[Exercise input — start]

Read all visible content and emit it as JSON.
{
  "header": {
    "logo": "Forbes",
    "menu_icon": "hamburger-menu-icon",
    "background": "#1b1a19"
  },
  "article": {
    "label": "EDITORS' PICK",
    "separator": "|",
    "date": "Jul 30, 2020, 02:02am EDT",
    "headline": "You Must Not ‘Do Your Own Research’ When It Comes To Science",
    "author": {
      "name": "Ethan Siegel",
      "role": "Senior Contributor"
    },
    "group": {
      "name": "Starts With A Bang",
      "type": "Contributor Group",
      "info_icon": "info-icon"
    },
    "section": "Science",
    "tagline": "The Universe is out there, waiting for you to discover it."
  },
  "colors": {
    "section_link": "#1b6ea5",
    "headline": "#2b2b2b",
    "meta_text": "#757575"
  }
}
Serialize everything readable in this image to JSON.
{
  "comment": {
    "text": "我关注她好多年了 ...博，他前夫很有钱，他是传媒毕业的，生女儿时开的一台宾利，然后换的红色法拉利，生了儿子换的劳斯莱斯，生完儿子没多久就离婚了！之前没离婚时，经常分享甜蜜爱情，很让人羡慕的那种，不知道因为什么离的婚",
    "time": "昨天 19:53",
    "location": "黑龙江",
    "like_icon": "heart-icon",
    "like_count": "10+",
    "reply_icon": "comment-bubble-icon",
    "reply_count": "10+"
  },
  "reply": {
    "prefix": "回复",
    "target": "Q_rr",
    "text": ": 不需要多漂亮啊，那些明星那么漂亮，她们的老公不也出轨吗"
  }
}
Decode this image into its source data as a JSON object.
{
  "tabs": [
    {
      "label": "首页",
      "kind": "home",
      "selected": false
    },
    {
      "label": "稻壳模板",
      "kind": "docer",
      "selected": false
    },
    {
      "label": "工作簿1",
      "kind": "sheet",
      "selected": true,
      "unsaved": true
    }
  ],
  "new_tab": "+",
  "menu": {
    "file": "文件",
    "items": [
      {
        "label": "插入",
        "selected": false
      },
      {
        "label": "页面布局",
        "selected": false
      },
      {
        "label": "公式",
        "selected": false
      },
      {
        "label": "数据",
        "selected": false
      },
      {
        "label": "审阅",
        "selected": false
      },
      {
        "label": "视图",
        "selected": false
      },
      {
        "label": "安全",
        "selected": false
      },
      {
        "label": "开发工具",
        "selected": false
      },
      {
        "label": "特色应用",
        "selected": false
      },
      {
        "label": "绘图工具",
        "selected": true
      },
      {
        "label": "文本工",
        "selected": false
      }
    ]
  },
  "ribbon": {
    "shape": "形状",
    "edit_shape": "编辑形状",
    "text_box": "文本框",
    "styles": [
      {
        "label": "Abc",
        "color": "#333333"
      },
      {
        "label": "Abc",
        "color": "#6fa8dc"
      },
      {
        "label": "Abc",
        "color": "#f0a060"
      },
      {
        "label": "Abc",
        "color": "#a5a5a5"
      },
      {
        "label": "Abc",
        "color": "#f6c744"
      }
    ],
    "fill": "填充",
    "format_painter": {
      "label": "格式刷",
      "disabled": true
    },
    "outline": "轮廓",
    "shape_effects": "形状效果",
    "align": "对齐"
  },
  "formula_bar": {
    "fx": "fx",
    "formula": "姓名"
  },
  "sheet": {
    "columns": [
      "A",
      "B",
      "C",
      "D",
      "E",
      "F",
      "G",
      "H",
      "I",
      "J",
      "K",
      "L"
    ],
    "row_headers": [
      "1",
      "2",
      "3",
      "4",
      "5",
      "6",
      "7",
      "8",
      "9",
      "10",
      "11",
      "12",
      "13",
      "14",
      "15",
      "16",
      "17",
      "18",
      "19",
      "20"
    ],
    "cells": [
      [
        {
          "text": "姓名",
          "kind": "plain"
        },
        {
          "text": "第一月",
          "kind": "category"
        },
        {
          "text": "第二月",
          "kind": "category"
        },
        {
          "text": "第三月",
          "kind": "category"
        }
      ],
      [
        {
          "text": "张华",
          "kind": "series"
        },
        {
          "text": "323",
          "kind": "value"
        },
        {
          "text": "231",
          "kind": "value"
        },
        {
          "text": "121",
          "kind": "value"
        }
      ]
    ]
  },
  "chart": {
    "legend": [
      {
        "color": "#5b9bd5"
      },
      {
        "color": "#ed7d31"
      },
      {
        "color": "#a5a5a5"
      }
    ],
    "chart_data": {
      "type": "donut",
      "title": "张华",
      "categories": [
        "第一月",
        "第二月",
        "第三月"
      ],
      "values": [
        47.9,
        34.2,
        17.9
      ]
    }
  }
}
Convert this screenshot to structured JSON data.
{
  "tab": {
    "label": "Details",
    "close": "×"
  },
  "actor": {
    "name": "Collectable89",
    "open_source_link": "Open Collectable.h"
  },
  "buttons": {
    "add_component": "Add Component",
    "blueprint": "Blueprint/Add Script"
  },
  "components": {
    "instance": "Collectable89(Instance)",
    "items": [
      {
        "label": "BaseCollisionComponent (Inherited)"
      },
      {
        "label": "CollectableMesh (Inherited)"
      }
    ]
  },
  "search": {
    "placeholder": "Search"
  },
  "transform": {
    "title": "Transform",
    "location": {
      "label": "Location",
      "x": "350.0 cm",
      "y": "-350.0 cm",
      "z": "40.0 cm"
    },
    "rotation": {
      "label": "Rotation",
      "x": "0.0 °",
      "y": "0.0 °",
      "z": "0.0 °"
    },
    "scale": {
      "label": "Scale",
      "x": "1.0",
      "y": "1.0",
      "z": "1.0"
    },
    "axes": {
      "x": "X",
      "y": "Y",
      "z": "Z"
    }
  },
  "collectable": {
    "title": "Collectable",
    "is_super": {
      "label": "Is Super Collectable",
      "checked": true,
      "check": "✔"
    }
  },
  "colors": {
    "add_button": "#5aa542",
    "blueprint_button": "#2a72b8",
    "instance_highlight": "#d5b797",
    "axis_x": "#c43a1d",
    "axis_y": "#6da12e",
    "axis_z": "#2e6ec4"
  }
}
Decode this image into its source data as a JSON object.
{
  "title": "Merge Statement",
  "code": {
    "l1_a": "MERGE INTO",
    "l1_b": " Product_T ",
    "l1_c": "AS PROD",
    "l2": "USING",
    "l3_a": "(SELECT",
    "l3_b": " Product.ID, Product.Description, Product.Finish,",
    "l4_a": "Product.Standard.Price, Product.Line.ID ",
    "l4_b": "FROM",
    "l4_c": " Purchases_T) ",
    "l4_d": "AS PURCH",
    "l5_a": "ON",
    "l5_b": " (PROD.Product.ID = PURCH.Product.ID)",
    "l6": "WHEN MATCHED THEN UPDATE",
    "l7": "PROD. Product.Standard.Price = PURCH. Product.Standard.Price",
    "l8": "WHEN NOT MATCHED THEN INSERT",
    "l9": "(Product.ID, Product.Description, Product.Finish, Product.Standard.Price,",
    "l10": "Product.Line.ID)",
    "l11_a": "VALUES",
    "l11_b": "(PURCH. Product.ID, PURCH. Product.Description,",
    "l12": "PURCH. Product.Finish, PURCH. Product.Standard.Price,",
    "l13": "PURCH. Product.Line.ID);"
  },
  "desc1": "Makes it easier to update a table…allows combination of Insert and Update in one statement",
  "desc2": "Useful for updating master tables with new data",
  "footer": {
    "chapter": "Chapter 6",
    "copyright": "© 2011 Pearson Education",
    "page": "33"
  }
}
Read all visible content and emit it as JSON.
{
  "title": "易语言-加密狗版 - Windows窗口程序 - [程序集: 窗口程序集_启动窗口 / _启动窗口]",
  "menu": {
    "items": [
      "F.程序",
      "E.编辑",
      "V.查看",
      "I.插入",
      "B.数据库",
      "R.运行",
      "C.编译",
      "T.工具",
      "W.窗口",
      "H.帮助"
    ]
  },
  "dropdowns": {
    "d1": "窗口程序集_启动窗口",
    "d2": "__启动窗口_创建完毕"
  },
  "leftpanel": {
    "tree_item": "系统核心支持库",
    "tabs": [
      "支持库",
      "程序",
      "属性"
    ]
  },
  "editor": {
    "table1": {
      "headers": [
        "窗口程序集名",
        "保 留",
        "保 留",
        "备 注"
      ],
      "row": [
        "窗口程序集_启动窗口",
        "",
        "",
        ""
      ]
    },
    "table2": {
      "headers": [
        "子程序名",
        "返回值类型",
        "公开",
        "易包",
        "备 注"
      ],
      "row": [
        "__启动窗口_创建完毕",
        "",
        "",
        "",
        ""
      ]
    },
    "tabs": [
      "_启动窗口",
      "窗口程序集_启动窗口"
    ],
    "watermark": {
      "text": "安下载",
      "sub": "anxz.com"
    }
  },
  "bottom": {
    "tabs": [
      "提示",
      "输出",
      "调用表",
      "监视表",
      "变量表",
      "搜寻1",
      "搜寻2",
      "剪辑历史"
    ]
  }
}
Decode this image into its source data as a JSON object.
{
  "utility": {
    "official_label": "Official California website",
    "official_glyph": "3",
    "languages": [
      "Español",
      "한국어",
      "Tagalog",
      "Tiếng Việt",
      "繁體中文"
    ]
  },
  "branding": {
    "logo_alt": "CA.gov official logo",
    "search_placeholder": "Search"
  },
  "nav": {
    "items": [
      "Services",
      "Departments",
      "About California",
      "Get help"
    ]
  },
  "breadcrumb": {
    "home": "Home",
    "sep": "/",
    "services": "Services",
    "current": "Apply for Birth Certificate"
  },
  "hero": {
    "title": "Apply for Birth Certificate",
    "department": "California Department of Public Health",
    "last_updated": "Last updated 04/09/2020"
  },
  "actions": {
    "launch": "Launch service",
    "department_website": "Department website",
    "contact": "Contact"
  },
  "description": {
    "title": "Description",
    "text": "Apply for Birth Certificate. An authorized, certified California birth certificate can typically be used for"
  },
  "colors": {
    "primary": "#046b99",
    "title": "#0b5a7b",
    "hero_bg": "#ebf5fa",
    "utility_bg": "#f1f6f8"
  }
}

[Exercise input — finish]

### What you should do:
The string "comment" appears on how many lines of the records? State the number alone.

### Result below:
2